I started thinking about this after a lot of the discussion about the comments from the guy on Duck Dynasty. Yes, his thinking is still backwards and ignorant, but has society overall been making a change for the better with the way they treat people?
I'm looking to solicit opinions and observations from others of what they have seen in changes over the years. I'm 43, so I can remember back to the mid-70's and I am of the opinion that, while we haven't gotten all the way where we need to be as of yet, huge strides have been made.
One thing I notice is that the big changes always seem to start in the large metropolitan areas and then slowly work their way out to the rest of the country. Places like San Francisco, Los Angeles, New York always seem to be the cities where tolerance is highest.
I'm talking about all sorts of strides in terms of gender equality, child protections, rights and equality for people based on race, sexual orientation, whatever.
I know it wasn't until I was well into elementary school that it became a requirement that educators and doctors inform police of suspected child abuse. Even then, the abuse had to be physical in nature--welts, bruises, cuts, etc. were all that were viewed as abuse. What is now considered abuse in terms of emotional and mental well-being was considered a valid way to raise a child. One thing I remember is that humiliation of a child was often considered a 'good' thing, helping build character. I know my mother and stepfather believed firmly in it.
Another thing is how those who may have some mental difference are treated. People (including children) who had mental disabilities were often institutionalized. Developmental delays were often seen as an indicator of mental issues and given as reason for segregating children. My personal experience with that was a result of my bladder issues: after being transferred to a new school for the second time in six months (at the age of eight) I was having control problems and was back in diapers during the day. The principal at the new school wanted me to be moved over to the special education class because I obviously was mentally deficient. I was fortunate that the teacher fought him on it, seeing my medical issue as no indicator of other problems.
In the last several decades, our society has made great strides in equalizing how people are treated.

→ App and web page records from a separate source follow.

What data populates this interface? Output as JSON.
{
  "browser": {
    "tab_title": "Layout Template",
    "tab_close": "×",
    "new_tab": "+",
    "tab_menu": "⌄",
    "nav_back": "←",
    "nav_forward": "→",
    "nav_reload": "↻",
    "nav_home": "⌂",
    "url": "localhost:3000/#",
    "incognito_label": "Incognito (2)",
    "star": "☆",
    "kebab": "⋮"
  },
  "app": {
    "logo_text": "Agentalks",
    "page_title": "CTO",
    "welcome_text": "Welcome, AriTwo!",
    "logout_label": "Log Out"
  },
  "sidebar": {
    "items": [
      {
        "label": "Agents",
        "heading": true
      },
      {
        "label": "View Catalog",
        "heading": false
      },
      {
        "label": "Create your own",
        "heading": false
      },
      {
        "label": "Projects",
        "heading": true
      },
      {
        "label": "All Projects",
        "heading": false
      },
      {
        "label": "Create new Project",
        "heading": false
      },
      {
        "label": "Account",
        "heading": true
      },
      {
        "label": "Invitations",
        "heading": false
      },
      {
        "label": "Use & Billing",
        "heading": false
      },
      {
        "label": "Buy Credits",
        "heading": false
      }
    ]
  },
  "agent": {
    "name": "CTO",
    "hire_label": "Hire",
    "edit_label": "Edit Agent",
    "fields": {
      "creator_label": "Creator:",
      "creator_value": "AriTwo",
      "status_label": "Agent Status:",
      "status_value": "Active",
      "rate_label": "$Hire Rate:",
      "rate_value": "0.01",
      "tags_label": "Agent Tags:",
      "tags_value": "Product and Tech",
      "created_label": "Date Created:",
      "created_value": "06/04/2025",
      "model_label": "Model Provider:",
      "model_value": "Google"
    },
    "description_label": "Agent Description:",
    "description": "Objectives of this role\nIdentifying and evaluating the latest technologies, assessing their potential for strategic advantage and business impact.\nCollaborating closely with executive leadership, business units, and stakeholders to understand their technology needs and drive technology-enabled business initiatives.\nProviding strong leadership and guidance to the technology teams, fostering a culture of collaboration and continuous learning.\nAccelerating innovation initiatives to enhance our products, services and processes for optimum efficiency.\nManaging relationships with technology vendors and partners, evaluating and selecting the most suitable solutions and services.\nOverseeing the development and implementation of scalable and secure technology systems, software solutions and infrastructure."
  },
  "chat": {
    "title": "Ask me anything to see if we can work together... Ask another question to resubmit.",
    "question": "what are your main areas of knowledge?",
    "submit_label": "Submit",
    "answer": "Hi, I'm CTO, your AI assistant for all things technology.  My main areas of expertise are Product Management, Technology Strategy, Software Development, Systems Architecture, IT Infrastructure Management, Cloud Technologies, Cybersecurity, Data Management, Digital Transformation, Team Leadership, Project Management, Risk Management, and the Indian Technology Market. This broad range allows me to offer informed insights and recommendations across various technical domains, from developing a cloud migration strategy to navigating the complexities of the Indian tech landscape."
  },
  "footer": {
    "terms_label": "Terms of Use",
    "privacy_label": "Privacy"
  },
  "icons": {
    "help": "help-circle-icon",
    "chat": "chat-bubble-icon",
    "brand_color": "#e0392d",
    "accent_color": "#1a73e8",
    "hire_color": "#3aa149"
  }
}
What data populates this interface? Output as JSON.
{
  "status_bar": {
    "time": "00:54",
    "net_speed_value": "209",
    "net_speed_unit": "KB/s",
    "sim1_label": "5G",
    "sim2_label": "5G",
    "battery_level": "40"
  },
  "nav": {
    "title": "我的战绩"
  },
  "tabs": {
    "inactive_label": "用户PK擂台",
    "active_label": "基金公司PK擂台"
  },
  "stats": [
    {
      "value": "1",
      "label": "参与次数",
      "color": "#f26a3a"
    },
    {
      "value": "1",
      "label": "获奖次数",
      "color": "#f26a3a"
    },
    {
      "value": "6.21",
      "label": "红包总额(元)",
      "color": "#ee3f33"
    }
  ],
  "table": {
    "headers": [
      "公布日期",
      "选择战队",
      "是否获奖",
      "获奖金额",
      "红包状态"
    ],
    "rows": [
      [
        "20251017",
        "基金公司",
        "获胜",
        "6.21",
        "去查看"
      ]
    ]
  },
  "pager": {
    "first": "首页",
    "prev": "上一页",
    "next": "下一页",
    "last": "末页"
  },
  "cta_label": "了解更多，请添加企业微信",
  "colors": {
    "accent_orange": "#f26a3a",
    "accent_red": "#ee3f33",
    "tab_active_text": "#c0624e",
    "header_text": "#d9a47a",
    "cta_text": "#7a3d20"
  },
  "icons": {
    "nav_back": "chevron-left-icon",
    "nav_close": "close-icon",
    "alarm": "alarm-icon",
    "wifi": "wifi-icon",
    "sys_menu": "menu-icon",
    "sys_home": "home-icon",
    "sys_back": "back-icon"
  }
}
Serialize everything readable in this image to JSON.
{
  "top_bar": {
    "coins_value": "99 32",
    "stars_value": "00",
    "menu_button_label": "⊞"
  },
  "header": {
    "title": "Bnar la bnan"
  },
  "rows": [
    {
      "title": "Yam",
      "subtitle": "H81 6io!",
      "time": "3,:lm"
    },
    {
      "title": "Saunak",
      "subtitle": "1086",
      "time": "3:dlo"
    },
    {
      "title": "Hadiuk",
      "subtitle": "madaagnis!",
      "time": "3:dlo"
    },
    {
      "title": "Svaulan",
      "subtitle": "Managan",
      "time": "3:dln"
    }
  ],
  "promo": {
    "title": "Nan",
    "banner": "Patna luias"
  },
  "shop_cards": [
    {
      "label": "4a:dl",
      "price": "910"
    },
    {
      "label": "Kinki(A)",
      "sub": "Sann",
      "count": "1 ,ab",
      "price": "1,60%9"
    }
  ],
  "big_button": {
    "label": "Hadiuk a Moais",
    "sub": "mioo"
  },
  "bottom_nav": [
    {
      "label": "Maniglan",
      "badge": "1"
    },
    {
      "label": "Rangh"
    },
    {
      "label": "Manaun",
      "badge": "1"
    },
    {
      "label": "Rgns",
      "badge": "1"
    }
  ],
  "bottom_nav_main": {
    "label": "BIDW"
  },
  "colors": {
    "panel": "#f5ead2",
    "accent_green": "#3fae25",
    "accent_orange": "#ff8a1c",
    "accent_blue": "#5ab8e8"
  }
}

While I don't think it is time to stop improving, I definitely think that we are moving the right direction.
What do you think?